Mobile payments lag in travel sector, tablets still a big driver
While 32 percent of overall online payments were made on a mobile device in the first quarter of 2016, in the travel sector, the share drops to 15 percent, pointing to an opportunity to extend the reach of smartphones in the travel experience, according to a new report from Adyen.
The report, Mobile Payments Index 2016: Travel Edition, reveals that accommodation services see 17 percent of volume on mobile devices while airlines see just 13 percent. Tablets remain a significant factor in driving booking in the travel industry.
“The travel industry is seeing significantly fewer browser-based payments happen on mobile devices than other industries,” said Kamran Zaki, president of North America at Adyen.
“Among airline and accommodation merchants on the Adyen platform, an average of only 15 percent of online payments take place on a mobile device, compared to over 30 percent across all verticals,” he said.
“As the world is increasingly going mobile, this shows there is a tremendous opportunity for travel marketers, and if companies dedicate the time and resources to creating a first class mobile payment experience, there is a chance to get ahead of the curve and really stand out amongst the competition.”
In terms of average transaction value, the iPad leads among mobile devices with more than $365 for accommodation services and $325 for airlines. Android devices follow with $290 and $266, respectively. The findings suggest that travelers still prefer larger screens when making higher-value purchases.
By sector, airlines have done a good job of integrating mobile into the passenger experience with the ability to check in and store boarding passes on smartphones.
While airlines see a relatively small number of tickets actually purchased on mobile, it is important to keep in the typically high transaction value of airlines tickets. IPads are still a big driver of mobile purchases for airlines.
“Outside of the pure volume of payments that take place on mobile, it was interesting that airline customers in particular are far more likely to book flights on a tablet than on a smartphone,” Mr. Zaki said. “This is an inversion of our overall mobile payments breakdown, as in general we see smartphone purchases far outweigh tablet purchases in terms of volume.”
Airlines lift off
Some airlines are beginning to make inroads into mobile payments.
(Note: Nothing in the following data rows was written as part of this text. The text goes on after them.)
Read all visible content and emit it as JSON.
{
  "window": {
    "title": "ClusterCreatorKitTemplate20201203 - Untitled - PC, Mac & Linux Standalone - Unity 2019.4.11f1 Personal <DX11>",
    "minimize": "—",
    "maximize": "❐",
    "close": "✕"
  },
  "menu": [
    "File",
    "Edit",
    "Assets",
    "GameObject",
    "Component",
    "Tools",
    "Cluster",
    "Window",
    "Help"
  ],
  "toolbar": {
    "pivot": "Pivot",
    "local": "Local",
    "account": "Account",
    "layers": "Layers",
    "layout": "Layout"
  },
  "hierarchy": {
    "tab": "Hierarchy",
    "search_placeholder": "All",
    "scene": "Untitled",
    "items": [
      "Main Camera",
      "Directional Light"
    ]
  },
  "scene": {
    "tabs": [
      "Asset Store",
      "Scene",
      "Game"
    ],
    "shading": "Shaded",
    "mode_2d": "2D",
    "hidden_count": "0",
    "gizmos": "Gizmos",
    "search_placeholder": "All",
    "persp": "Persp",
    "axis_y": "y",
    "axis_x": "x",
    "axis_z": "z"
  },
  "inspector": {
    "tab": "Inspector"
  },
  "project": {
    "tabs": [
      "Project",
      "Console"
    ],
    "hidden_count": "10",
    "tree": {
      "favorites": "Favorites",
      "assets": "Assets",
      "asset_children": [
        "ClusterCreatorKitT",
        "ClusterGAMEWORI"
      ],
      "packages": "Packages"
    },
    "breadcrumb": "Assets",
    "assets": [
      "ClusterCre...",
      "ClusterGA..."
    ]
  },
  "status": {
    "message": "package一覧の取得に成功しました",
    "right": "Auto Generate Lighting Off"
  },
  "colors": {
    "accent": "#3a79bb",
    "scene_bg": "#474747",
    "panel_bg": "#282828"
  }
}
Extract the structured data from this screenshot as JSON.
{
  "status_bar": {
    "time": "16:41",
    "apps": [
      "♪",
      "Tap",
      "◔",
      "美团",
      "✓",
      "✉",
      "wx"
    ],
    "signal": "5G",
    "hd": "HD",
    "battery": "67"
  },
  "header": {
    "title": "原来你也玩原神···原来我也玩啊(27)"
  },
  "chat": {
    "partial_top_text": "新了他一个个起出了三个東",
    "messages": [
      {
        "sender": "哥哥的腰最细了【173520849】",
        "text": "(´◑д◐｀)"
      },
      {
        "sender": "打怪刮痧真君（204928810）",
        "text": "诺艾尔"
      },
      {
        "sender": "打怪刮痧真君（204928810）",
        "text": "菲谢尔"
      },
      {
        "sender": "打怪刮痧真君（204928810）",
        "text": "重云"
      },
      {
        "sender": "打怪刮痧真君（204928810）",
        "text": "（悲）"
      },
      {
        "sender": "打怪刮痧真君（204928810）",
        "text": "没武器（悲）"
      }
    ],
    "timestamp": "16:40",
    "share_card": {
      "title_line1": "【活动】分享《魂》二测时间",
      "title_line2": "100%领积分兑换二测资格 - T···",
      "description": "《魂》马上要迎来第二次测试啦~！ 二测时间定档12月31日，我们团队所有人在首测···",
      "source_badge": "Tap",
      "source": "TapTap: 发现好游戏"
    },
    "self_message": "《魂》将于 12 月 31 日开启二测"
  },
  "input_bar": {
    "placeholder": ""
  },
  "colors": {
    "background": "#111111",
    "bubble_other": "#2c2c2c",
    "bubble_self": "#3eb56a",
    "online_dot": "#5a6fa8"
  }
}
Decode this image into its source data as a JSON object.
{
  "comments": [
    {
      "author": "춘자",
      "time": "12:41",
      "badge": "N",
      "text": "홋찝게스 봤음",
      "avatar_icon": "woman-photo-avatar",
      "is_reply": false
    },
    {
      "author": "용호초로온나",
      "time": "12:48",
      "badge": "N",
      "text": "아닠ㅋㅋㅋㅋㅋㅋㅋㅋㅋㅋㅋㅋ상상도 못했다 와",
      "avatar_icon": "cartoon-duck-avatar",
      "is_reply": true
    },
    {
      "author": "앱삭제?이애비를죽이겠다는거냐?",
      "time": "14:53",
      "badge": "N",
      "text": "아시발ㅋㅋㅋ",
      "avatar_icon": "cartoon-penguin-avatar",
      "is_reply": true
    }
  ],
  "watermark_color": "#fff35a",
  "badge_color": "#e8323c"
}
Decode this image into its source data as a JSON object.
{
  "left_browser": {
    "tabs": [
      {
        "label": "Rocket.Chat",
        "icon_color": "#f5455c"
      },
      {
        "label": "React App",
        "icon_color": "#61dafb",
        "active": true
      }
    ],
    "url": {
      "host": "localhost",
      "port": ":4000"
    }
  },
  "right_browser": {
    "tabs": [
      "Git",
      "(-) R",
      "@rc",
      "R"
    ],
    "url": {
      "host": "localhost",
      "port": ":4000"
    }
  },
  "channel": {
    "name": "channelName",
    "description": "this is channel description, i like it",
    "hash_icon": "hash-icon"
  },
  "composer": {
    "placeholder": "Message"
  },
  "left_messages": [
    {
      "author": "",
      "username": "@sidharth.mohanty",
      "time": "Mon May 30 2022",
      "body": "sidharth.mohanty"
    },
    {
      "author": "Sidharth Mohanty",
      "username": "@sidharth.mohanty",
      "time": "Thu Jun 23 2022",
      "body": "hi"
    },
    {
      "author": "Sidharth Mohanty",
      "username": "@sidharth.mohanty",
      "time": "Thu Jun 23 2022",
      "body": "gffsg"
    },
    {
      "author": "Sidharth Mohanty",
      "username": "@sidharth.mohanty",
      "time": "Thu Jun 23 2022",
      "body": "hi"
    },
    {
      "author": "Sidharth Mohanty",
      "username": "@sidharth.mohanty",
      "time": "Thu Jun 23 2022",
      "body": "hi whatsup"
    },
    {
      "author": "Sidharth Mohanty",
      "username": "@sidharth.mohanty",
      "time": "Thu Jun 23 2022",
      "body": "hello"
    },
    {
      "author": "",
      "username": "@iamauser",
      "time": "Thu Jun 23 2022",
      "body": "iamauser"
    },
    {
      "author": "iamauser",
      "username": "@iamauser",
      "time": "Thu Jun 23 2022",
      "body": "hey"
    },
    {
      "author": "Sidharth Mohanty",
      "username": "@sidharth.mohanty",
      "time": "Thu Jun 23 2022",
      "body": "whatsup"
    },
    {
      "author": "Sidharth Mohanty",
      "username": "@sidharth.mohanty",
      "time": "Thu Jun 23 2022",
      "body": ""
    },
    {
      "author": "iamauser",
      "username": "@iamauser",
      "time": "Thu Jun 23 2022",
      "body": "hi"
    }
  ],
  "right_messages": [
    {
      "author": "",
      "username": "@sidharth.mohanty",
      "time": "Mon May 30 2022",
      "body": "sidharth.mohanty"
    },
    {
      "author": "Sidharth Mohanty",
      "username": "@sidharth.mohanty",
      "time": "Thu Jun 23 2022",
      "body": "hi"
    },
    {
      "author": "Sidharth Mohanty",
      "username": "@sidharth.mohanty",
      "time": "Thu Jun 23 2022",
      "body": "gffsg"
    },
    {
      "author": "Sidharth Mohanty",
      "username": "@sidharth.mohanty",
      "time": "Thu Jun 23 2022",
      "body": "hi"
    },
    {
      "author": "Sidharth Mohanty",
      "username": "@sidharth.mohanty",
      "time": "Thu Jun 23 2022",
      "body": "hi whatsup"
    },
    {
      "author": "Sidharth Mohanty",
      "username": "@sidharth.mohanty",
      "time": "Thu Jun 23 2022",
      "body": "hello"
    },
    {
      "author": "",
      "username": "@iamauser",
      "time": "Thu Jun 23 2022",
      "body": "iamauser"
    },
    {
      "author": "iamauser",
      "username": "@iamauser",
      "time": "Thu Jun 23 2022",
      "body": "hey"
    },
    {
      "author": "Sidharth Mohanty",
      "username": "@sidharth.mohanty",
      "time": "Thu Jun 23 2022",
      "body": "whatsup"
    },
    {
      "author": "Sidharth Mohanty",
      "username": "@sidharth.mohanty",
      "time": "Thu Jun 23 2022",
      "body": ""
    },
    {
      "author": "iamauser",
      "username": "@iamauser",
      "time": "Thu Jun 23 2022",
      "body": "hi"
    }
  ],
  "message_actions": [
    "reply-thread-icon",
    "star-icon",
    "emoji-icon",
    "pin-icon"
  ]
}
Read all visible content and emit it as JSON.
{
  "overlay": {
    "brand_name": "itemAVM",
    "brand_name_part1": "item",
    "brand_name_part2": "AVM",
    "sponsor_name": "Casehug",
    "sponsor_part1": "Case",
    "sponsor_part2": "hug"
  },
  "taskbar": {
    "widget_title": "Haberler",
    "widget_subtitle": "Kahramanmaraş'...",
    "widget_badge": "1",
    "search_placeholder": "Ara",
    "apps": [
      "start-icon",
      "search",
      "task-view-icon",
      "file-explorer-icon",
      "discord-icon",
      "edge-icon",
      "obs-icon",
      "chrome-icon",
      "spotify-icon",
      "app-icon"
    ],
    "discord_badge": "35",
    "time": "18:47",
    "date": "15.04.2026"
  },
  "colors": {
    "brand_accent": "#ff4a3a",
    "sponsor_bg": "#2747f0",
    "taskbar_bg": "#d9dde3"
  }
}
KLM enables passengers to complete a purchase on Twitter.
Transavia now sees 20 percent of payments happening on mobile thanks to its scalable Web sites and use of Whatsapp as a service channel.
SAS enables customers to store preferred payment methods to enable faster booking and supports digital wallets.
Looking ahead, the next innovation in airlines could be using an app for purchases made on a plane such as food and drink. The idea would be to enable airlines to centralize all transactions, from flight booking to seat upgrades and on-board purchases.
The share of mobile payments for accommodation services is expected to pick up significantly this year as hotels prioritize mobile payments in order to keep up with mobile-first companies such as HotelTonight and booking.com. Accommodation services will increasingly look to mobile payments to expand upon loyalty and up-selling opportunities that already include browsing, booking, check-in and ordering room service.
Tablets currently lead when it comes to booking accommodations, but this is likely to change as payment experiences become better on smaller screens. As HotelTonight exemplifies, key factors for smartphone users include simplicity, speed and contextual awareness.
When considering device type, accommodation services see an even split in mobile payment transactions between smartphones and tablets. However, airlines see a much bigger share of transactions coming from tablets compared to smartphones.
Looking across industries, the iPhone and Android phones are increasing their share of online payments at a similar rate, according to Adyen.
Tablet payments continue to decline, with the iPad’s share dropping below 8 percent for the first time.
However, the iPad is on par with desktop in terms of global transaction value, leading other online platforms.
“Mobile travel bookings are predicted to rise by 22 percent, and this again speaks to the opportunity in the space,” Mr. Zaki said. “By focusing on making both in-app and browser-based mobile payments as frictionless and easy as possible, hotel and airline companies can set themselves up to improve the customer experience capture market share.”